We are connected to one another, whether we like it or not. We are, as the Reverend Dr. Martin Luther King, Jr. wrote, “caught in an inescapable network of mutuality, tied in a single garment of destiny. Whatever affects one directly, affects all indirectly.” While it may not always feel like it in American society right now, this messy conglomeration of people with different cultures of origin and values is still one (unruly, intersectional) body.
I’ve thought a lot about this interconnectedness while reflecting on "Love Knows not ‘Mine’ or ‘Thine’,” Wayland Rogers’ setting of Christina Rossetti from the ensemble’s 2018 commission, I-Thou. Traveling through this song cycle that investigates so many different human relationships, we arrive at this final movement that celebrates sharing and oneness. I’ve needed to let this song wash over me, and to marinate in its message this week. We are connected.

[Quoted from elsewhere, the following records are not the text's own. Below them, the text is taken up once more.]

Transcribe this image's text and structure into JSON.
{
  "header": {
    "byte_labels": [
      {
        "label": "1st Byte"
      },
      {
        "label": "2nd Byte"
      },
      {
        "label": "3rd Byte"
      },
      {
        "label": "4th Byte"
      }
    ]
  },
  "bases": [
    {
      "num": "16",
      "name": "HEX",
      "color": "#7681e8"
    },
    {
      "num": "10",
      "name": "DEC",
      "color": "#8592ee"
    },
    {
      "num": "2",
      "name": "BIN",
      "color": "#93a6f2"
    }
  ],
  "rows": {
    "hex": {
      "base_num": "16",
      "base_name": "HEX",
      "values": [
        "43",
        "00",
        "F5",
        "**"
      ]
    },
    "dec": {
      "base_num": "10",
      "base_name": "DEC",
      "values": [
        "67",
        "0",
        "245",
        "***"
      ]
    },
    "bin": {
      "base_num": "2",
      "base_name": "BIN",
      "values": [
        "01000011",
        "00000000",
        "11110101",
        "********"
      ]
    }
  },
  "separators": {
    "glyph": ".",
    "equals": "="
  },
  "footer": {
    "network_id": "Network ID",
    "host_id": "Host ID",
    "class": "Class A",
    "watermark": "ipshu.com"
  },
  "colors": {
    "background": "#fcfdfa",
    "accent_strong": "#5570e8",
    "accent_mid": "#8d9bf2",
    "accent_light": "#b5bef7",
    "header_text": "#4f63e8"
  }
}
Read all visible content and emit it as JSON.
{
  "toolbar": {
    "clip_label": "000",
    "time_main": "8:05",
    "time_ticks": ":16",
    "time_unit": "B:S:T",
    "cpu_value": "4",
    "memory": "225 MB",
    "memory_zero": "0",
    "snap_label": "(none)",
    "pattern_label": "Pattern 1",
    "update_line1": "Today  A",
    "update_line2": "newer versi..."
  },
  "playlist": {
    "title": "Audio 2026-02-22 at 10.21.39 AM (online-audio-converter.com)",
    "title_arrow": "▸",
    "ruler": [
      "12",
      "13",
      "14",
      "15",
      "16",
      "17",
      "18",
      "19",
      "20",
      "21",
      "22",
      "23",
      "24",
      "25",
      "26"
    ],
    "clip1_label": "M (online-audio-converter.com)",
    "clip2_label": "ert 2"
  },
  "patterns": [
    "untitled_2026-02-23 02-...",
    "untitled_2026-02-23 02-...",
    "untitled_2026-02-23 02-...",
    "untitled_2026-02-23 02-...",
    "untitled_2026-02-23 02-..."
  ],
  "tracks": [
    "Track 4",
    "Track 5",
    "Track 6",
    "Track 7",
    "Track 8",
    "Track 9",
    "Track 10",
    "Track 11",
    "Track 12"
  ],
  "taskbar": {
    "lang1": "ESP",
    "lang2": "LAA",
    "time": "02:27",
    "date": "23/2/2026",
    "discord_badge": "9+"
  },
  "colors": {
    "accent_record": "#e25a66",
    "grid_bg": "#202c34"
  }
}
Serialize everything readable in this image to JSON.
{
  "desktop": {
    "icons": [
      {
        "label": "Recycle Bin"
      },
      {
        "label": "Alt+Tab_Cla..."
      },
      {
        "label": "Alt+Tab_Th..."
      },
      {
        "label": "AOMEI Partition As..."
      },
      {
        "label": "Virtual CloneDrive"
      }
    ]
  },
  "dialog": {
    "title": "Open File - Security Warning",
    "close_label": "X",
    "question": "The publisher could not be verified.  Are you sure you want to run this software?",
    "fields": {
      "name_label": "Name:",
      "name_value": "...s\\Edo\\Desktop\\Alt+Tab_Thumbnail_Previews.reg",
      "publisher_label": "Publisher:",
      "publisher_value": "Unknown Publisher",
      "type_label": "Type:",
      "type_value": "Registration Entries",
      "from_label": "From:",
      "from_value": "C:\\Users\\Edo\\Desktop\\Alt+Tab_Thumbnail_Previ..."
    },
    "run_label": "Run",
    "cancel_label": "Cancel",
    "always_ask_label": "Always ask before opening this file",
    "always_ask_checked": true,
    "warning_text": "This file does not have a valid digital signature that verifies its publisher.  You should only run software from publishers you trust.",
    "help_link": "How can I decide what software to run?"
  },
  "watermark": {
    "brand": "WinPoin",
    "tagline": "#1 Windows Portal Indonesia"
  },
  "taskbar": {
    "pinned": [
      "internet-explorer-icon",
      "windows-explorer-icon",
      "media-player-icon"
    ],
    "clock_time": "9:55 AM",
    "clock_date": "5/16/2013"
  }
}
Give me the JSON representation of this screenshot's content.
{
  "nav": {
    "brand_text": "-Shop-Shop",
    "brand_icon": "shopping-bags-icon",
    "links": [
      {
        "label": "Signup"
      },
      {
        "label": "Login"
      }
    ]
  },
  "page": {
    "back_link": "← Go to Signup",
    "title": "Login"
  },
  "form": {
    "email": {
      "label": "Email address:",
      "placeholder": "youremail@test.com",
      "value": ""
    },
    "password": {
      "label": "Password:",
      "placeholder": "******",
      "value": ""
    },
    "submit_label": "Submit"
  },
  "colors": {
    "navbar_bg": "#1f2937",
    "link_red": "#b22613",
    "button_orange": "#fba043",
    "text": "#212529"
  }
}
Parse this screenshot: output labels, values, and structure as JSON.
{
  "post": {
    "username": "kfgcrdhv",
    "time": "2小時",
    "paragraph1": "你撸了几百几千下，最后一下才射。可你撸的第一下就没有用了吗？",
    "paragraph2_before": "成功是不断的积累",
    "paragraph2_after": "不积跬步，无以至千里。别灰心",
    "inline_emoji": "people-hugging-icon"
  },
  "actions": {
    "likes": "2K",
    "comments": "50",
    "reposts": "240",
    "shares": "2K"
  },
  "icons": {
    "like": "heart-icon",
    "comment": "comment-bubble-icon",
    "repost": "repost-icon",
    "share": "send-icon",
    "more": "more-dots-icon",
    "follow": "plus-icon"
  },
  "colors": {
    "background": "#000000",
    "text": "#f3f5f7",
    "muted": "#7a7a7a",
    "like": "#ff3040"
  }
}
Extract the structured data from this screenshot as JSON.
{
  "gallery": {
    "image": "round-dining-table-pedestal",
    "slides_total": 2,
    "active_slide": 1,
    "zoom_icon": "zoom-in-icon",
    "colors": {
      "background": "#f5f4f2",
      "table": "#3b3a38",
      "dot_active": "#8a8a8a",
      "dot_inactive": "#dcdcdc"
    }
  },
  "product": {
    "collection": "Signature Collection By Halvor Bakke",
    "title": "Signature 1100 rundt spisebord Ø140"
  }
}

The movement begins with each voice on its own, a capella, calling out “in truth” - perhaps competing individual truths? - but then joining in one unison “truth” to state that “love knows not ‘mine’ or ‘thine’.” The voices move together in homophonic, simultaneous rhythm, while keeping consonant harmonies that make the music rich. All are together as one, while keeping their individual range and color. As the poem continues to refer to “both of us,” and “the love which makes us one,” the voices take their own versions of the same phrase while the music swells and grows in volume and range, until the four singers come back to unison - truly one. The final note rings in the air over an open, repeating pattern in the piano that feels like a sonic breath of fresh air. Openness, freedom, and unity in sound, as well as in text, to culminate the whole song cycle in “the love that makes us one.” After a cycle investigating conflict, dissonance, sarcasm, humor, beauty, and pain, we end up here: in harmony, through love.
Thanks for the reminder, Wayland. Here’s to the work of (messy, difficult, worthwhile) love.
In loving memory of Wayland Rogers, December 26, 1941-September 9, 2020
I was first introduced to the music of Wayland Rogers when pianist Dana Brown handed me a big stack of sheet music in his office in 2014. I had just joined and helped found Fourth Coast Ensemble, and we were looking for music to perform on an upcoming concert. Dana pointed out some songs that he thought might work well in my voice, and let me know that Wayland lives here in Chicago and is very responsive to singer's inquiries about his music.
Wayland was a warm and supportive colleague with a highly developed ear for ensemble singing, honed over his years as conductor of the The Camerata Singers of Lake Forest, music director of North Shore Unitarian Church, and as a professional ensemble singer himself in the Chicago Symphony Chorus. As I worked my way through the stack of sheet music Dana had given me, it was clear that these songs were written by a composer with a deep understanding of the human voice. They left space for the voice to bloom and soar, and had Wayland's quintessential balance of accessibility and complexity.
Since that day six years ago, not only have I had the pleasure of performing many of Wayland's solo art songs on concerts across Chicago, but Fourth Coast Ensemble went on to commission and premiere his 2018 song cycle for vocal quartet and piano, I-Thou.
Upon initially completing the composition of I-Thou in 2017, Wayland invited us to his Bucktown home for a ceremonial "handing over of the scores," so to speak, where he led us in a poetry reading and accompanied us on piano in the first sing-through. He radiated from his place at the keyboard, and we all left buoyed by the joy of having created something beautiful together. Our ensemble's relationship with Wayland flourished during this period.
He shared himself generously with Fourth Coast Ensemble, propelled by his lifelong love of the art song genre. In a card written to the ensemble this past May he wrote:
Art song has been my prime musical concern as a performer, teacher, and listener for a lifetime. I'm so grateful that you are so ably promoting the form and giving it new life and direction.
Today I'd like to share the ensemble's November 2019 performance of "Encounter I" and "Encounter IV" from I-Thou. Earlier in the summer of 2019, the "Encounter" movements from I-Thou had been adapted for choir and given a performance at the Kennedy Center in Washington D.C. Of that performance, the Washington Post wrote:
[Conductor Doreen Rao] led the combined choirs entering from the back of the hall in Wayland Rogers’s “Encounter" ... Rogers writes fluently and effectively, and segments of this straightforward work would be reprised at critical junctures during the program, lending unity to the whole.
Although I wasn't there, my heart smiles thinking of hundreds of singers filling the aisles of the Kennedy Center, ringing out the music of Wayland Rogers.
I will miss his loyal friendship, but his music continues on in our hearts, and in the hearts of every singer who knew him.
Read Wayland's obituary here.
Hello, and welcome to the blog! We are Fourth Coast Ensemble, Chicago's classical vocal quartet. Join a different member of our ensemble each week for insights into our favorite art songs, links to archival and new recordings, and reflections on why we value and continue to come back to this musical medium. We proudly present, your weekly #artsongfix!